• Task prompt
Line by line, restate the listing below without any change.

• Records for the task

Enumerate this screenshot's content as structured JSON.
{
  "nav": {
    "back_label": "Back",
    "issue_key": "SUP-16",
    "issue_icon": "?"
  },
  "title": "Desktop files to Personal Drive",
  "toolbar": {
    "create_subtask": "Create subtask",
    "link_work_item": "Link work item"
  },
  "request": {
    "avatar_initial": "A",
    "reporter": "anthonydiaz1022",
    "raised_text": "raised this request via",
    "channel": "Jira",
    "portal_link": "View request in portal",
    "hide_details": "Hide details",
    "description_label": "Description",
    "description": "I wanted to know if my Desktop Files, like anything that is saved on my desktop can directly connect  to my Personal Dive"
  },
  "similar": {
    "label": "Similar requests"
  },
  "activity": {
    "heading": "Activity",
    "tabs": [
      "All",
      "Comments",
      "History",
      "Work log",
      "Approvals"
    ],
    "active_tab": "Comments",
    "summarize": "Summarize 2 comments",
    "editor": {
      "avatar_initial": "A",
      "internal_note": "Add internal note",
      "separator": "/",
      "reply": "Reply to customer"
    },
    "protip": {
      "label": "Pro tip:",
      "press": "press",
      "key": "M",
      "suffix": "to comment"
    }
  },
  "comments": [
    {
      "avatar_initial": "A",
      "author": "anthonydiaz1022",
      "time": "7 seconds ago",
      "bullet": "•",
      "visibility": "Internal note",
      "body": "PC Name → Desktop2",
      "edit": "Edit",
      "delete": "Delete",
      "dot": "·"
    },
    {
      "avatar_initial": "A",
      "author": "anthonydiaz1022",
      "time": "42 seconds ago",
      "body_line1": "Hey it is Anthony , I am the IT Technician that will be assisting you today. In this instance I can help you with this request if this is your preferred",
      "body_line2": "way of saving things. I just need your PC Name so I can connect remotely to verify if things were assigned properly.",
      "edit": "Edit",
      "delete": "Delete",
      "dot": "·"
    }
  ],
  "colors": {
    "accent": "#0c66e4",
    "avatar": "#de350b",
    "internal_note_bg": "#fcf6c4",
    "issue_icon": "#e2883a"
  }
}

• Task answer
Enumerate this screenshot's content as structured JSON.
{
  "nav": {
    "back_label": "Back",
    "issue_key": "SUP-16",
    "issue_icon": "?"
  },
  "title": "Desktop files to Personal Drive",
  "toolbar": {
    "create_subtask": "Create subtask",
    "link_work_item": "Link work item"
  },
  "request": {
    "avatar_initial": "A",
    "reporter": "anthonydiaz1022",
    "raised_text": "raised this request via",
    "channel": "Jira",
    "portal_link": "View request in portal",
    "hide_details": "Hide details",
    "description_label": "Description",
    "description": "I wanted to know if my Desktop Files, like anything that is saved on my desktop can directly connect  to my Personal Dive"
  },
  "similar": {
    "label": "Similar requests"
  },
  "activity": {
    "heading": "Activity",
    "tabs": [
      "All",
      "Comments",
      "History",
      "Work log",
      "Approvals"
    ],
    "active_tab": "Comments",
    "summarize": "Summarize 2 comments",
    "editor": {
      "avatar_initial": "A",
      "internal_note": "Add internal note",
      "separator": "/",
      "reply": "Reply to customer"
    },
    "protip": {
      "label": "Pro tip:",
      "press": "press",
      "key": "M",
      "suffix": "to comment"
    }
  },
  "comments": [
    {
      "avatar_initial": "A",
      "author": "anthonydiaz1022",
      "time": "7 seconds ago",
      "bullet": "•",
      "visibility": "Internal note",
      "body": "PC Name → Desktop2",
      "edit": "Edit",
      "delete": "Delete",
      "dot": "·"
    },
    {
      "avatar_initial": "A",
      "author": "anthonydiaz1022",
      "time": "42 seconds ago",
      "body_line1": "Hey it is Anthony , I am the IT Technician that will be assisting you today. In this instance I can help you with this request if this is your preferred",
      "body_line2": "way of saving things. I just need your PC Name so I can connect remotely to verify if things were assigned properly.",
      "edit": "Edit",
      "delete": "Delete",
      "dot": "·"
    }
  ],
  "colors": {
    "accent": "#0c66e4",
    "avatar": "#de350b",
    "internal_note_bg": "#fcf6c4",
    "issue_icon": "#e2883a"
  }
}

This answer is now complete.